It’s a good idea to have a battle plan ready when visiting the Louvre. With 35,000 works, it would take dozens of visits just to see everything briefly. It’s famous for Da Vinci’s Mona Lisa, but if you can’t fight your way through the crowds for a glimpse of that, don’t worry – you’ll still have Michelangelo, Delacroix, Rembrandt, Titian, Raphael, Botticelli and more. And that’s just the paintings – the Louvre is also a store of Egyptian, Mesopotamian and Byzantine antiquities.

Some visitors prefer the Musée d'Orsay, not least because it’s housed in an art-nouveau former railway station that is worth the visit alone. It’s dedicated to works from 1848 up to 1914 which includes impressionists such as Renoir, Monet, Degas and Van Gogh, plus sculptures by Rodin.

A garden for gourmets

Paris’ image as the home of gilded, formal restaurants with several waiting staff for each diner is somewhat out of date… unless you want that experience, that is. The cream-based sauces and extravagant dinners can still be found in the capital, but many of the most exciting and innovative chefs have changed with the times.

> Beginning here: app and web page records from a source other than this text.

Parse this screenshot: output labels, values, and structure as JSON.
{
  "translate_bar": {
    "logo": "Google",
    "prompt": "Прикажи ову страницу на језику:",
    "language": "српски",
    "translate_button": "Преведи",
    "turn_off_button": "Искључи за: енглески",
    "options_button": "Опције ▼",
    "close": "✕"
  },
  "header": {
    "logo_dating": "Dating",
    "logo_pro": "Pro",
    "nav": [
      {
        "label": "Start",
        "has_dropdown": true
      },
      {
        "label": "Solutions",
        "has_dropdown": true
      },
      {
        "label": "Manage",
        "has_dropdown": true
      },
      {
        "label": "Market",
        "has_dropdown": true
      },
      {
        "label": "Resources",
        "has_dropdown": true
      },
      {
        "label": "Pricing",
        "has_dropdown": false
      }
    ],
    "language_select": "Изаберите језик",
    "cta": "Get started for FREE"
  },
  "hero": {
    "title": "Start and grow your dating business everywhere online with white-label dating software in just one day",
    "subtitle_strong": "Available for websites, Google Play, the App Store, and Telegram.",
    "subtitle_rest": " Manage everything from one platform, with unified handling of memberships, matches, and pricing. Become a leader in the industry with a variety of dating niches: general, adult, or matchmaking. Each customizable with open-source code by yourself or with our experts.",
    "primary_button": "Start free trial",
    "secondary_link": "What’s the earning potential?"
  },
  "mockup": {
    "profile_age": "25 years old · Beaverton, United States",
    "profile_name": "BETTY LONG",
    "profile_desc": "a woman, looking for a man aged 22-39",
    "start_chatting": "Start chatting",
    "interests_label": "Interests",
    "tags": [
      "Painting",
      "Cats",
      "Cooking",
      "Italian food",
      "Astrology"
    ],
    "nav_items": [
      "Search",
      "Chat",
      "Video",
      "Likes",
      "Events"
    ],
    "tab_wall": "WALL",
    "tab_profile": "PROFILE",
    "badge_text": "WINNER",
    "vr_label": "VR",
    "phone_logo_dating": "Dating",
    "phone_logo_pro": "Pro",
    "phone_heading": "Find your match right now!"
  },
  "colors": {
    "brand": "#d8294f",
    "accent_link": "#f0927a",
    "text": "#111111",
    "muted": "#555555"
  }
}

The celebrated Alain Ducasse relaunched his Avenue Montaigne restaurant in 2014 with a fresh emphasis on vegetables and cereal, while Arpège has held three Michelin stars for more than 20 years. It doesn’t come cheap though – budget 150 euros for a main course. More affordable are the countless bistros and brasseries peppering Paris, where you can lunch on the old reliables – cassoulet, steak frites, duck rillettes, garlic soup…a taste of real France.

Underground, overground

Unless you’re of a nervous disposition, the Paris Catacombes are a memorably macabre place to visit. You’ll descend some 60ft below Paris to a world built of skulls and bones, constructed to alleviate the pressure on Paris’ over-stuffed cemeteries. It’s haunting, spooky and probably not for young children, and it’s definitely worth booking in advance as you’re given a timed entry.

For something more traditional, many of the city’s great sights are close to the River Seine, including Notre Dame. Shakespeare and Company, on the Left Bank, is an English bookstore with a long history. The current branch opened in 1951 after an earlier version closed during the World War Two occupation. Whereas the original was visited by the likes of James Joyce and Ernest Hemingway, the new one has a policy of allowing artists and writers to lodge there in return for helping in the shop – some 30,000 have done so since 1951. It’s a place with its own literary atmosphere, full of antiquarian books, first editions and visitors taking advantage of the free reading library.

Literature and love, food and the poetry of the French language – Paris is generous with its gifts. See as much of it as possible, and the France that lies outside its boundaries, with car hire in Paris.